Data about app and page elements
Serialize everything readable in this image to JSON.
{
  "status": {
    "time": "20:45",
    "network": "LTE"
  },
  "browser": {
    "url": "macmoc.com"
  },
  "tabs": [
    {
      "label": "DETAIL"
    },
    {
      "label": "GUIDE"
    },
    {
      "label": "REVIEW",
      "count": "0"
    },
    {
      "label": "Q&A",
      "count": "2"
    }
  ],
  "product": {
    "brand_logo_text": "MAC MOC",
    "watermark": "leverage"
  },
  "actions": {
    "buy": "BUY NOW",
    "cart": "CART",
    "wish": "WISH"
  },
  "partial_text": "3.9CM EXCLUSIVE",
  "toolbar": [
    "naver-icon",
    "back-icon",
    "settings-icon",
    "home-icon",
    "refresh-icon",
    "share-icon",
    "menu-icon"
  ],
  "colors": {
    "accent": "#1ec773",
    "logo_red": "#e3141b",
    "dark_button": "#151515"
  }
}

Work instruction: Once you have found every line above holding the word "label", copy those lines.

Result:
      "label": "DETAIL"
      "label": "GUIDE"
      "label": "REVIEW",
      "label": "Q&A",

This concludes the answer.